I surprise myself by reaching the top fast, and then it’s mostly an easy downhill path. The rain eases a little, but the air is still so cold, and it takes a long time for the lower elevations to show a difference in temperature. When I turn around a corner I’m suddenly hit with a change – it’s just a little milder, and just a little easier to bear. As I get lower I try to collapse my hiking poles – I don’t need them anymore, but my fingers are too cold and I have no strength left to push the little button. I’ll have to keep them extended, and hurry down the path that just goes on and on, until I hit the road.
It’s a short walk to the Interstate. I pass a bus stop – it goes three days a week but I’m here on the wrong day, and the bus hasn’t even started its summer run yet. Instead I go up the on-ramp to the Interstate, which feels very illegal, but there are no signs saying it’s not allowed. I position myself next to the busy road, three lanes wide, with lorries and cars blasting by at high speed. How is anyone going to stop for a hitchhiker on this Interstate?

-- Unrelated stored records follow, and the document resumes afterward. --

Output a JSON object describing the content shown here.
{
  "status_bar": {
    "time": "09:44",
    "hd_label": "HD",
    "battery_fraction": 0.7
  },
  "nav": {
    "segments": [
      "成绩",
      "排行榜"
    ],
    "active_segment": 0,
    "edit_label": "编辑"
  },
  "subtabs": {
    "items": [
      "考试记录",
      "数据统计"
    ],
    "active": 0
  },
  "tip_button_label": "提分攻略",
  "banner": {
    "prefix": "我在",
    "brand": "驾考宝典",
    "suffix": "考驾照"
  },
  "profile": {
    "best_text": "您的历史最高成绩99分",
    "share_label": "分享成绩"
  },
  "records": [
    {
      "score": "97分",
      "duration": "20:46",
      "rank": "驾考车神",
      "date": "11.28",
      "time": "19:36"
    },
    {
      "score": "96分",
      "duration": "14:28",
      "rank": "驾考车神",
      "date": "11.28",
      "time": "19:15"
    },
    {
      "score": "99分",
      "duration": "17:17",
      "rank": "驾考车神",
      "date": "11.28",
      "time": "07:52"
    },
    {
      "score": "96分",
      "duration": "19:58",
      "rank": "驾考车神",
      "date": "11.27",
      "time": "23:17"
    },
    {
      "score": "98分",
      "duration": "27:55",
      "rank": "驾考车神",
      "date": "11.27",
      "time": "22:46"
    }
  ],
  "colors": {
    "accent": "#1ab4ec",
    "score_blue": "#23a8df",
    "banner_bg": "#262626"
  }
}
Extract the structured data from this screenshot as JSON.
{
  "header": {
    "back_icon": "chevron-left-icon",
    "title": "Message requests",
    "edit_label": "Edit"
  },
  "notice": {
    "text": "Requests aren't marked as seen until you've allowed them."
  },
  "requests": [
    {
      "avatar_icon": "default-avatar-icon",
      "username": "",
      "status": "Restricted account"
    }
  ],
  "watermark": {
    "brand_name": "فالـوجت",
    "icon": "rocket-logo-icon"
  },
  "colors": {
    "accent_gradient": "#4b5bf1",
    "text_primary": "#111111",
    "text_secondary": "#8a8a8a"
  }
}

With the little reception I have I download Uber, at the off chance that I’ll be able to pay for a ride, but there are no cars available. I awkwardly stick out my thumb, and wait. I’m afraid I’ll be here forever but within ten minutes a woman stops. She’d seen me hitch and turned around for me. I’m so happy to crawl into her warm car, and she takes me into town and drops me off at a coffee shop, where I’m barely able to read the menu and order a hot wrap and a coffee. It’s absolute bliss to sit at a table, as wet as I still am, but to be inside and taste those flavours and drink that hot liquid.
I text Speedy and Prince. They’re not in town. They’ve been off trail for three days since bailing out, so they hitched up to Medford to visit REI and haven’t returned yet. I tell Speedy I’m thinking of getting my own room and she says, Treat yourself girl, and so I do. I feel shattered. Everything I own is wet and dirty and I need some space, mentally and physically, to recuperate. When I’ve booked a room I head outside to walk over – and I’m instantly so cold again that I almost burst out in tears. When I enter my room, I turn the heat on 85. It’s amazing.
When Speedy and Prince get back to town they get a room at the same hotel and I see them for the first time in days. It seems they were even more undercooled than me from the storm, and they had no choice but to get out. We share stories on the way to the supermarket and I buy the microwave lasagna I’ve been craving. I spend all night eating food and cleaning every piece of gear I own. When I take a shower to can see how much body fat I’ve lost in my upper body. It’s no surprise I wasn’t able to get warm anymore. I have a feeling I’ll need to stay another day.
We meet again for coffee the next morning. There’s more snow in the stretch coming up, and there’s no way I’m going in there. The trail is almost entirely covered up until just before Seiad Valley, 150 miles ahead, and we agree to flip up once again. But I also know I can’t continue today. I still feel somewhat distraught from those cold days, and although I’ve taken way too many zeros already, I simply need to warm up.
So this is where we part: Speedy and Prince want to get back to the trail today, and this is goodbye. They pack up their things and head off. I’d never expected to spend so much time with other people, so I’m kind of excited to continue alone. But first I have a day of rest, and then a long hitch up to Seiad Valley.